The Author discussed, explored, evaluated and diagnosed the disparities of economic activity on regional level. The study embraced five peripheral regions of Poland, namely five Eastern provinces (voivodships), i.e. Lublin Province, Podlasie Province, Subcarpathia Province, Świętokrzyskie Province and Warmia-Masuria Province. The aforementioned five voivodships were compared to Poland and Poland’s central region, i.e. Masovia Province. The following elements were taken into consideration: employment rate and employment by sectors, unemployment rate, GDP per capita, number of economic entities and number of natural persons conducting economic activity, investment outlays and gross expenditure on R&D activity, as well as net internal and external migration for permanent residence. In order to observe the possible changes over the time the situation in 2005 and 2017 was studied. Additionally, the total value of projects co-financed by the European Union through Structural Funds and Cohesion Fund within 2007–2013 period and 2014–2020 perspective was presented and analyzed. The research tools used in the article included literature studies, critical thinking, descriptive analysis and comparative analysis, in that the selected statistical method of multivariate comparative analysis, i.e. Hellwig’s taxonomic measure of development. Statistical material provided by Central Statistical Office (Warsaw, Poland) and taken from Statistical Yearbooks of the Regions 2006, 2007, 2017 and 2018 was used for the analysis. The obtained results indicate the persistence of huge regional disparities of economic activity, economic potential and socioeconomic development despite the implementation of EU Policy of Social, Economic and Territorial Cohesion. Hence, it was possible to positively verify the research hypotheses: both the first hypothesis assuming that the gap between the studied peripheral regions and the rest of Poland was not reduced and the second hypothesis assuming that the participation in the processes of regional economic integration, and in particular in EU Policy of Economic, Social and Territorial Cohesion, had only limited impact on the reduction of disparities between Poland’s regions.
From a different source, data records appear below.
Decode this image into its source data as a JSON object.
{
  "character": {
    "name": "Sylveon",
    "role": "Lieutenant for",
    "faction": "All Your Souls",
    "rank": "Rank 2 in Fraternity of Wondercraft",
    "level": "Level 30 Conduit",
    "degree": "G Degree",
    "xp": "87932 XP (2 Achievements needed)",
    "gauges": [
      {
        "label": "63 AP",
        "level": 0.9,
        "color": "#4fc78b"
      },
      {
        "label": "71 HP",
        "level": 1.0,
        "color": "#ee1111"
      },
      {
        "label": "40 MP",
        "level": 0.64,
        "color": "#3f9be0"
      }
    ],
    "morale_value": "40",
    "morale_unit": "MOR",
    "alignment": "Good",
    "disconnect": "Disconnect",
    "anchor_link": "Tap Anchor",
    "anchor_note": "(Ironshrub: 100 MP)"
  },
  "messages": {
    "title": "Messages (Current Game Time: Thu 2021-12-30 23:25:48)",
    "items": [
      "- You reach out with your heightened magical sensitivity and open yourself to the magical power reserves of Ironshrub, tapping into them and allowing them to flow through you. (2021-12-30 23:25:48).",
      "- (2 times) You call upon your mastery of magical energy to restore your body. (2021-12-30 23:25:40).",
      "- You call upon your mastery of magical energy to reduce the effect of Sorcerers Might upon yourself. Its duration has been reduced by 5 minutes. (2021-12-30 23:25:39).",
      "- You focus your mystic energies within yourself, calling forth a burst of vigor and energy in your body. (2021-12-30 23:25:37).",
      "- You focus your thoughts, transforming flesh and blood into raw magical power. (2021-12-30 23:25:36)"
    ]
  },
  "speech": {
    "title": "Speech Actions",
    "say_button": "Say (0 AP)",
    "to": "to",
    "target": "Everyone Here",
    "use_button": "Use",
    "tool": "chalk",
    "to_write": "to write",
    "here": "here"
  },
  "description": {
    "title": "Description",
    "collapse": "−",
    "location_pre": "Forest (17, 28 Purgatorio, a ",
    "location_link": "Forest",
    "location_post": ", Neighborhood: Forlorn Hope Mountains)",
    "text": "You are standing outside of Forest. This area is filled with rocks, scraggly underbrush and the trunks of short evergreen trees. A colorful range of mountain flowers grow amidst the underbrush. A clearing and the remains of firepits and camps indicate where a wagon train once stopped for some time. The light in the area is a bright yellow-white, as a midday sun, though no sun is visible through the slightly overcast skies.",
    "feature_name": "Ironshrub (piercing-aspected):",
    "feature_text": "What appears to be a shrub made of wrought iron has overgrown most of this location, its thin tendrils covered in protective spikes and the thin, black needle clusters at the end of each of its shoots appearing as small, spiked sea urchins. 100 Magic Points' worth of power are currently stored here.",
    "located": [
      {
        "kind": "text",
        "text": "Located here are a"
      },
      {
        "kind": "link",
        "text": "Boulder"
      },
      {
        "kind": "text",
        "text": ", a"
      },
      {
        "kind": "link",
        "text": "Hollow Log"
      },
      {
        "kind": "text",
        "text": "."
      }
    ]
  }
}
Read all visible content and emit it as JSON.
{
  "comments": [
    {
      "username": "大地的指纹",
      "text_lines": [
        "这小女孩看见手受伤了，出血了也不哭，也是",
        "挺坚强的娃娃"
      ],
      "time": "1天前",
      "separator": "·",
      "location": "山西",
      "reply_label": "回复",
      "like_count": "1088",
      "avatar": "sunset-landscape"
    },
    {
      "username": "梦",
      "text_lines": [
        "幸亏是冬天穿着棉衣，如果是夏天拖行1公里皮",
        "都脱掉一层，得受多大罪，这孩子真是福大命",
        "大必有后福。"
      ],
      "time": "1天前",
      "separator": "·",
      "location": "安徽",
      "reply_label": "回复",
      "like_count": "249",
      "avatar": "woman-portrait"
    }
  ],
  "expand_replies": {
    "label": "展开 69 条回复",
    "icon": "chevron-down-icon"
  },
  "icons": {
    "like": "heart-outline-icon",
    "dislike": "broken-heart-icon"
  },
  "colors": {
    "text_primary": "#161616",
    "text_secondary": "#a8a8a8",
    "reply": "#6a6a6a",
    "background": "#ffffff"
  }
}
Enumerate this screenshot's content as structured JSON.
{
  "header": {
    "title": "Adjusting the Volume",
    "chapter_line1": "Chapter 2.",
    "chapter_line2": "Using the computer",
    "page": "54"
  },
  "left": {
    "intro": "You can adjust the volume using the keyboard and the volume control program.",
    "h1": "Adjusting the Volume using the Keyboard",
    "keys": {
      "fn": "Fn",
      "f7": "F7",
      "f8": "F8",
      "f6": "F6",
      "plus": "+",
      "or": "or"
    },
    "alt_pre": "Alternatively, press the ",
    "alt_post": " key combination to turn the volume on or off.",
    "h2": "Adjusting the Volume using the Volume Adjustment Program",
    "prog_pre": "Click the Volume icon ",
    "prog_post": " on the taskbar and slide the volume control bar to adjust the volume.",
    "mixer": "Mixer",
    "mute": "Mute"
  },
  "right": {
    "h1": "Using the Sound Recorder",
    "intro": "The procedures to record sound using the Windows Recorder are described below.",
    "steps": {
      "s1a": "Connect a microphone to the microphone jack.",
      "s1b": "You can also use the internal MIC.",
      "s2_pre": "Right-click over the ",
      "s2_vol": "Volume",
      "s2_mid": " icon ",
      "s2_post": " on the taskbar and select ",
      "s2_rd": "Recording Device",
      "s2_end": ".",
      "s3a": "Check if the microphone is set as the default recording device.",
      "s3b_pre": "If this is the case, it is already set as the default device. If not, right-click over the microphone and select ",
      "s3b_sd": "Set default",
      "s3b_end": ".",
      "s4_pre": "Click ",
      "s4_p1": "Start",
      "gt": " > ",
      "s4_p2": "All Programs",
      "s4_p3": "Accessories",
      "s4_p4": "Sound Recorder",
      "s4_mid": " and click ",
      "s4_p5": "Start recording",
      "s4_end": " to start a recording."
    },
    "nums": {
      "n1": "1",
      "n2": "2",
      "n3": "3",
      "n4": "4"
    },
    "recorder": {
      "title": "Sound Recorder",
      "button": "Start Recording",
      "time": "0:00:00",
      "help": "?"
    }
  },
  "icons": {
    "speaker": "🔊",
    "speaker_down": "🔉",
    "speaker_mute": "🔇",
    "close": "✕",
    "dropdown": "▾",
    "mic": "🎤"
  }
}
The paper concentrates on the international transfer of capital in the form of foreign direct investment (FDI). A relatively high level of investment attractiveness of an economy is required for the attraction of capital in the form of FDI. Inflow of capital in the form of FDI is perceived as a factor stimulating economic development of the so-called catching up economies, and the Visegrad 4 countries can be viewed as such economies. The crucial objective of the paper is to present investment attractiveness of the Visegrad 4 countries in the light of the International Bank for Reconstruction and Development / the World Bank reports and EY’s surveys. A parallel objective is to analyse the engagement of the Visegrad 4 countries in international capital transfer in the form of FDI in post-crisis period in order to identify inward and outward FDI flows and stock. The research tools used in the article included literature studies, descriptive analysis and comparative analysis. The undertaken research leads to a conclusion that foreign capital played an important role in the transformation of the V4 economies and their strong integration with the world economy. It contributed to supplementing capital shortages and increasing efficiency. The V4 countries remain net importers of capital in the form of FDI, though the positions of the V4 as investors in the world market have risen slightly over the last decade. It is of vital importance to introduce dynamic and effective actions aiming at promoting the V4 as a location of FDI and to undertake parallel activities directed at stimulating the V4 investment abroad.
Based on sixteen Polish provinces the author discusses, explores, evaluates and diagnoses the regional disparities in development of Poland’s provinces. First, four fields are studied, such as: demographic potential, social development, economic development and technical infrastructure. Next, the author compares sixteen Polish provinces in relation to the level of synthetic measure of socioeconomic development. Research covers the years 2006, 2010 and 2015 and has been conducted using statistical material provided by the Central Statistical Office. The research tools used in the article include literature studies, descriptive analysis and selected methods of multivariate comparative analysis. Multivariate comparative analysis has proved that Mazovia Province is a leader in terms of demographic potential and economic development, while Silesia Province takes the first position in both social development and technical infrastructure. The highest levels of synthetic measure of socioeconomic development have been observed in Mazovia Province and Silesia Province. In addition, the author presents theoretical aspects of socioeconomic development and discusses the relevance of regional policy.